As someone who fancies herself a writer, someone who absolutely needs to express herself as much as needing oxygen to survive, this is a full and complete assault on my sensibilities; a stifling of my soul, a stiffling of my voice and such a palpable slap in the face that he may as well haul off and knock me out with a punch to face; I feel that deflated and assaulted and I've shared this with him many times in the years of our marriage.

I recognize that my husband's behaviour triggers something within me that's so innate that he's often the uncomely recipient of the backlash that erupts in me for the years of being seemingly ignored (as I've written about previously). This goes back to the exact same reason why I feel like I need to constantly speak at 100 km/h because it's been my experience that I'm not going to listened to or given the opportunity, even in my own haven, my own home to actually finish my thought and fully speak my mind.

So, is it my ego? Am I self-aggrandizing, believing that I deserve to be heard more than my husband does? It does deteriorate and then become a battle of wills, a battle of tongues and whomever has the loudest voice wins...I'm pretty loud...

Then I also start to look at why do I write? What is it that has always drawn me so clearly to this medium and I've figured it out dear's because this is the only true medium where I actually feel "heard"...

...and my original post goes down a totally different tangent below, but i need to also contextualize my hypocrisy by sharing my experience tonight, a mere 12 hours later...

Tonight, I was with a collective of women, a grouping of souls that I have been waiting my whole life for...and barely throughout my whole night tonight did one of us get to finish a complete thought or a complete story without having to divert to one particular soul that would focus and hear the conclusion of that wish for all of us at the end of us tonight was that in our next meeting of our four souls each one of us would be able to complete a telling uninterrupted, which erupted us all into bellows of reckoning and laughter...

So, how is it I can spend an evening with my women, interrupting, speaking over, doubling the audio with and at the same time completely and utterly resent the same from my husband?...fair enough question, I gather...yet, I don't have a fair enough answer that benefits him...

This all reminds me of another great quote..."A too active mind is not mind at all." ~ Theodore Roethke

When one is not able to share, communicate and be heard, the our minds are simply in a constant state of being a thought interrupted, girl interrupted or constantly transmitting the KFKD (K-F&C*#D) radio broadcast...

What I rail against with my husband is that I have the insights into my reactions, I have the answers that he's seeking, however he doesn't stop interrupting me enough so that I can actually share what those insights are. Then I'm hurt and I shut down and I'm dejected and I run away and lick my wounds. Last night, I slept in the attic.

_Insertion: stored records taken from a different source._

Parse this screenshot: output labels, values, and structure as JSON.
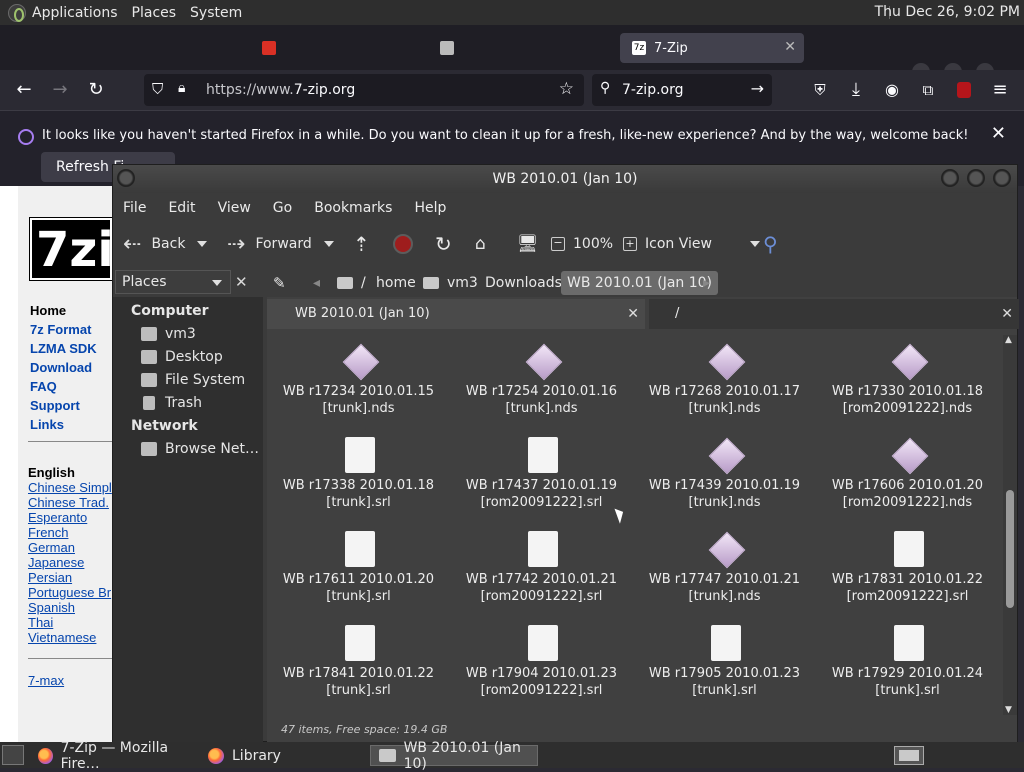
{
  "topbar": {
    "menus": [
      "Applications",
      "Places",
      "System"
    ],
    "clock": "Thu Dec 26,  9:02 PM"
  },
  "firefox": {
    "tabs": [
      {
        "label": "7-Zip"
      }
    ],
    "url": {
      "prefix": "https://www.",
      "domain": "7-zip.org"
    },
    "search": "7-zip.org",
    "notification": {
      "message": "It looks like you haven't started Firefox in a while. Do you want to clean it up for a fresh, like-new experience? And by the way, welcome back!",
      "button": "Refresh Fi"
    }
  },
  "website": {
    "logo": "7zi",
    "nav": [
      "Home",
      "7z Format",
      "LZMA SDK",
      "Download",
      "FAQ",
      "Support",
      "Links"
    ],
    "lang_heading": "English",
    "languages": [
      "Chinese Simpl",
      "Chinese Trad.",
      "Esperanto",
      "French",
      "German",
      "Japanese",
      "Persian",
      "Portuguese Br",
      "Spanish",
      "Thai",
      "Vietnamese"
    ],
    "footer_link": "7-max"
  },
  "filemanager": {
    "title": "WB 2010.01 (Jan 10)",
    "menu": [
      "File",
      "Edit",
      "View",
      "Go",
      "Bookmarks",
      "Help"
    ],
    "toolbar": {
      "back": "Back",
      "forward": "Forward",
      "zoom": "100%",
      "view": "Icon View"
    },
    "places_label": "Places",
    "breadcrumb": [
      "/",
      "home",
      "vm3",
      "Downloads",
      "WB 2010.01 (Jan 10)"
    ],
    "sidebar": {
      "computer_heading": "Computer",
      "computer_items": [
        "vm3",
        "Desktop",
        "File System",
        "Trash"
      ],
      "network_heading": "Network",
      "network_items": [
        "Browse Net…"
      ]
    },
    "tabs": [
      "WB 2010.01 (Jan 10)",
      "/"
    ],
    "files": [
      {
        "line1": "WB r17234 2010.01.15",
        "line2": "[trunk].nds",
        "type": "nds"
      },
      {
        "line1": "WB r17254 2010.01.16",
        "line2": "[trunk].nds",
        "type": "nds"
      },
      {
        "line1": "WB r17268 2010.01.17",
        "line2": "[trunk].nds",
        "type": "nds"
      },
      {
        "line1": "WB r17330 2010.01.18",
        "line2": "[rom20091222].nds",
        "type": "nds"
      },
      {
        "line1": "WB r17338 2010.01.18",
        "line2": "[trunk].srl",
        "type": "srl"
      },
      {
        "line1": "WB r17437 2010.01.19",
        "line2": "[rom20091222].srl",
        "type": "srl"
      },
      {
        "line1": "WB r17439 2010.01.19",
        "line2": "[trunk].nds",
        "type": "nds"
      },
      {
        "line1": "WB r17606 2010.01.20",
        "line2": "[rom20091222].nds",
        "type": "nds"
      },
      {
        "line1": "WB r17611 2010.01.20",
        "line2": "[trunk].srl",
        "type": "srl"
      },
      {
        "line1": "WB r17742 2010.01.21",
        "line2": "[rom20091222].srl",
        "type": "srl"
      },
      {
        "line1": "WB r17747 2010.01.21",
        "line2": "[trunk].nds",
        "type": "nds"
      },
      {
        "line1": "WB r17831 2010.01.22",
        "line2": "[rom20091222].srl",
        "type": "srl"
      },
      {
        "line1": "WB r17841 2010.01.22",
        "line2": "[trunk].srl",
        "type": "srl"
      },
      {
        "line1": "WB r17904 2010.01.23",
        "line2": "[rom20091222].srl",
        "type": "srl"
      },
      {
        "line1": "WB r17905 2010.01.23",
        "line2": "[trunk].srl",
        "type": "srl"
      },
      {
        "line1": "WB r17929 2010.01.24",
        "line2": "[trunk].srl",
        "type": "srl"
      }
    ],
    "status": "47 items, Free space: 19.4 GB"
  },
  "taskbar": {
    "items": [
      "7-Zip — Mozilla Fire…",
      "Library",
      "WB 2010.01 (Jan 10)"
    ]
  }
}
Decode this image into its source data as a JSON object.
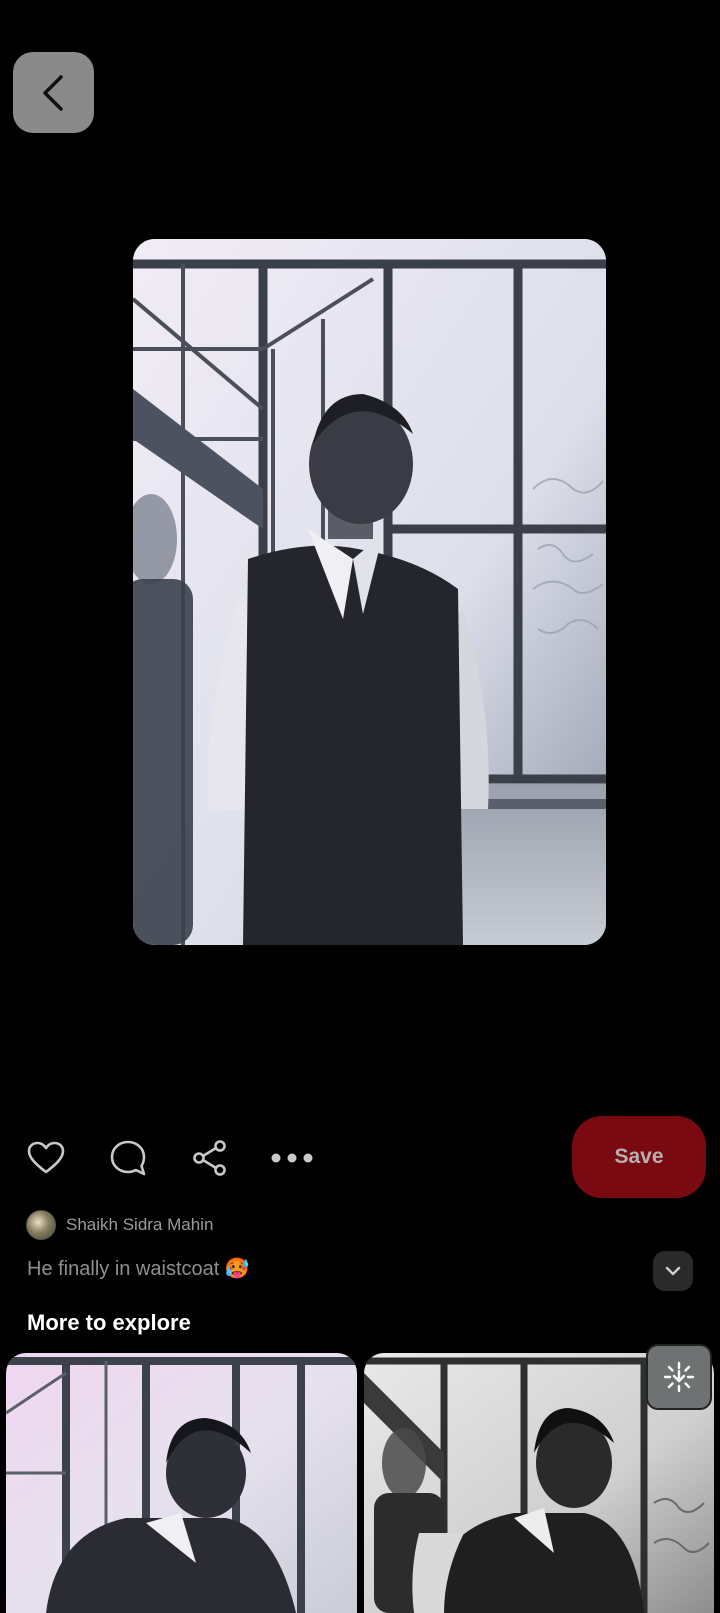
{
  "navigation": {
    "back_icon": "chevron-left-icon"
  },
  "actions": {
    "like_icon": "heart-icon",
    "comment_icon": "comment-icon",
    "share_icon": "share-icon",
    "more_icon": "more-horizontal-icon",
    "save_label": "Save"
  },
  "pin": {
    "author_name": "Shaikh Sidra Mahin",
    "description": "He finally in waistcoat 🥵",
    "expand_icon": "chevron-down-icon"
  },
  "explore": {
    "title": "More to explore",
    "visual_search_icon": "visual-search-icon"
  },
  "colors": {
    "background": "#000000",
    "save_button": "#7a0a12",
    "back_button": "#8a8a8a"
  }
}
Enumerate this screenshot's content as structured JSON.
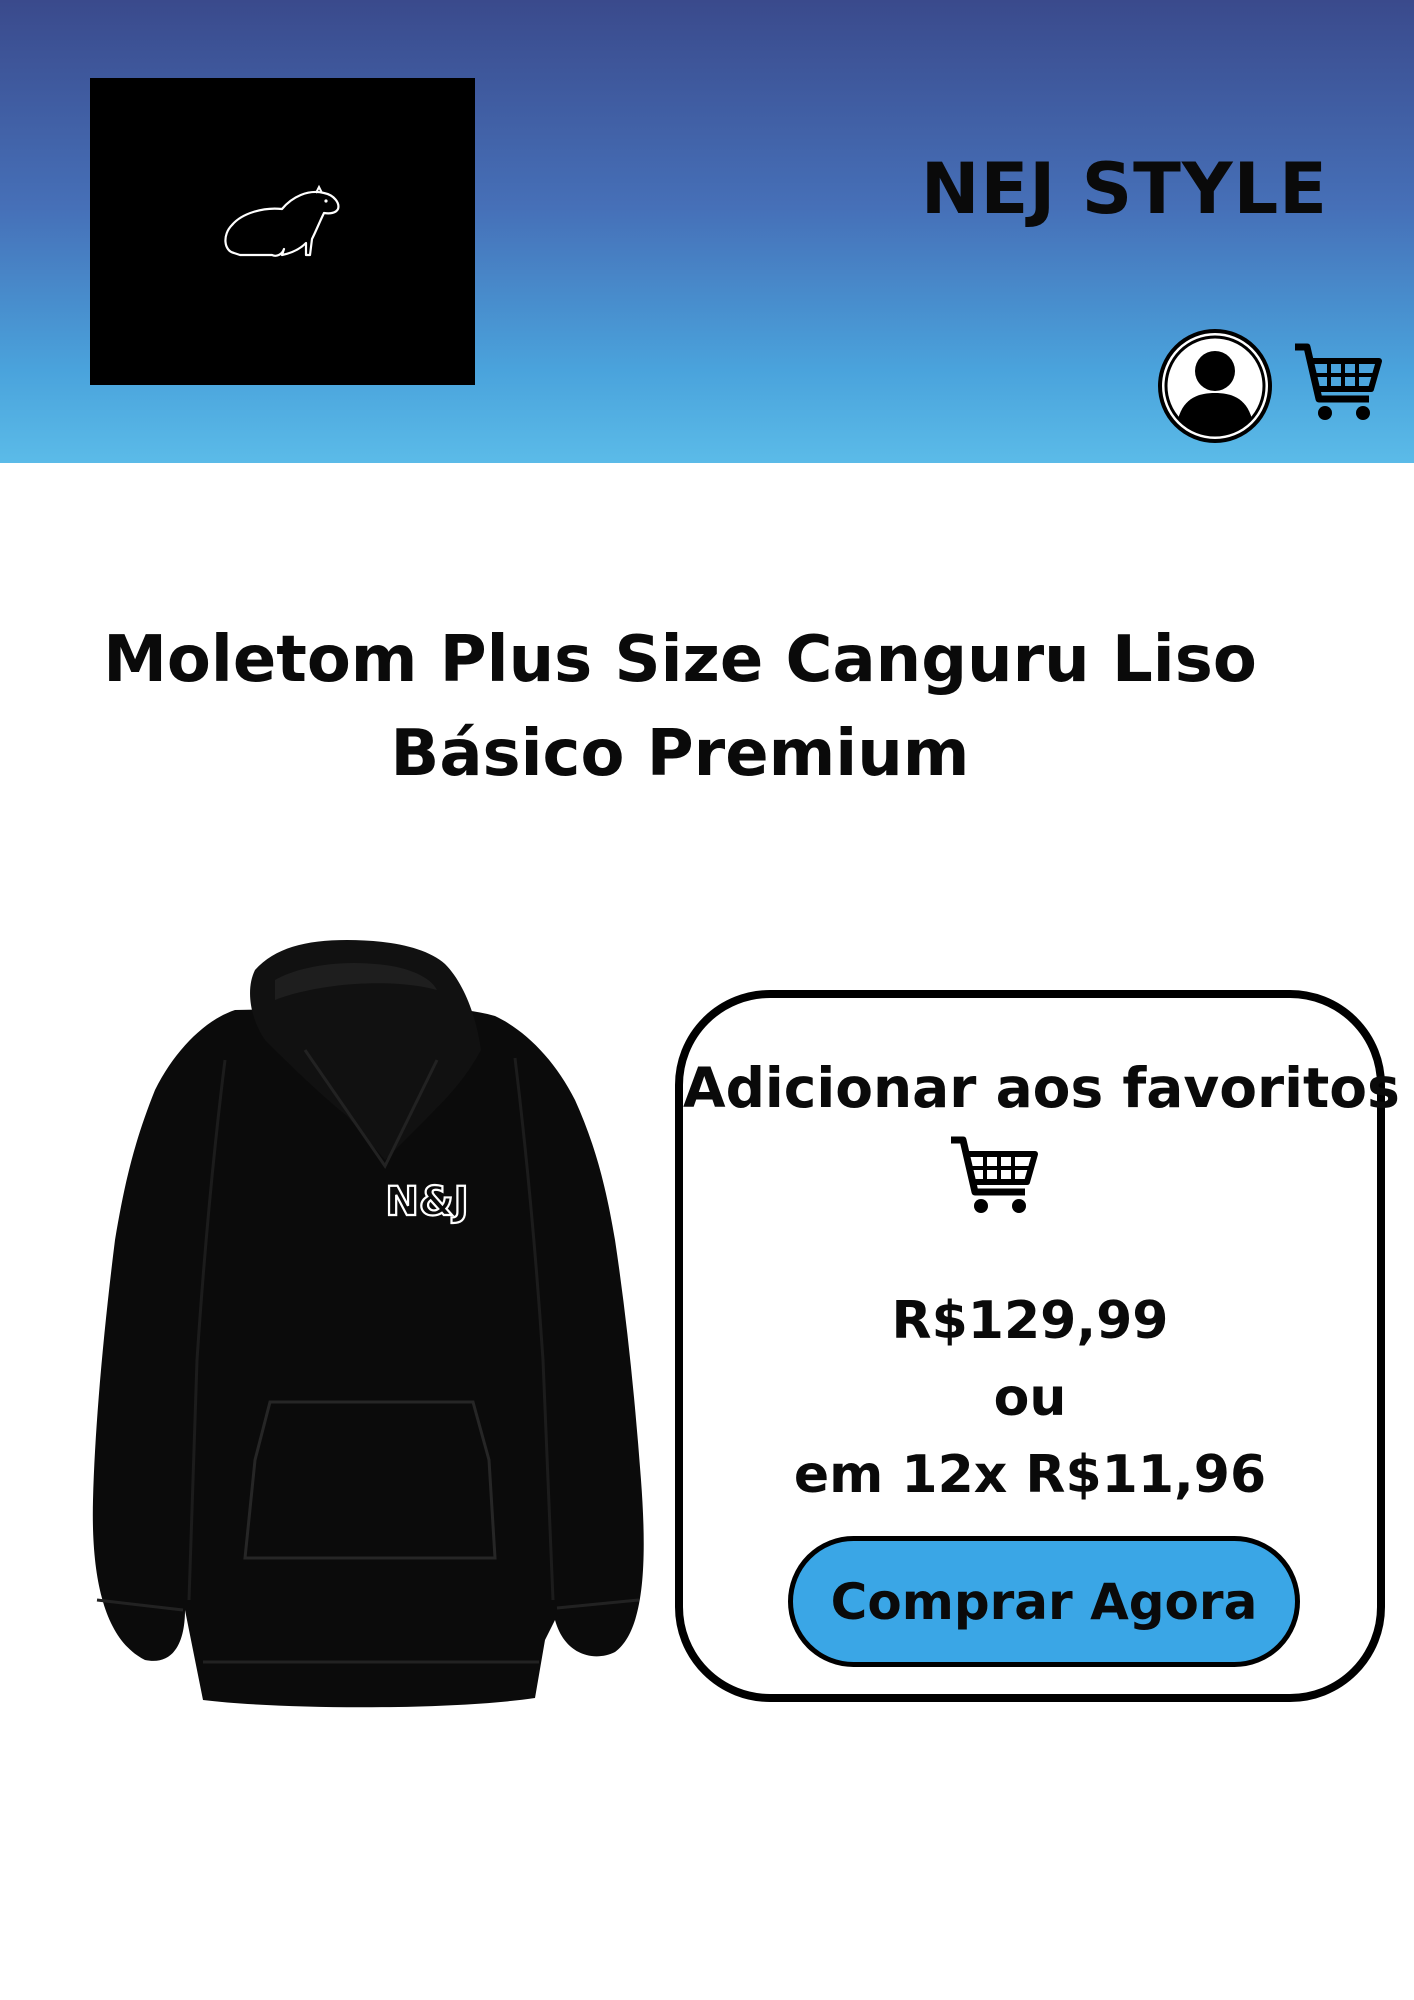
{
  "header": {
    "brand": "NEJ STYLE",
    "logo_icon": "capybara-icon",
    "account_icon": "user-icon",
    "cart_icon": "cart-icon"
  },
  "product": {
    "title_line1": "Moletom Plus Size Canguru Liso",
    "title_line2": "Básico Premium",
    "print_logo_text": "N&J"
  },
  "purchase": {
    "favorites_label": "Adicionar aos favoritos",
    "price": "R$129,99",
    "or_text": "ou",
    "installments": "em 12x R$11,96",
    "buy_button_label": "Comprar Agora"
  },
  "colors": {
    "header_top": "#3a4a8c",
    "header_bottom": "#5bbbe8",
    "button": "#3aa6e6",
    "text": "#0a0a0a"
  }
}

I think what differentiates that experience from the one I have with my women is that I'm not around them as often as I am with my husband and I expect him to want to hear me's not "equal" and it's not "fair" or "balanced" when viewed comparatively, but in my humble opinion, the dynamic and the relationship between my soul sistahs and my partner are very different in themselves and can't be measured on the same plane...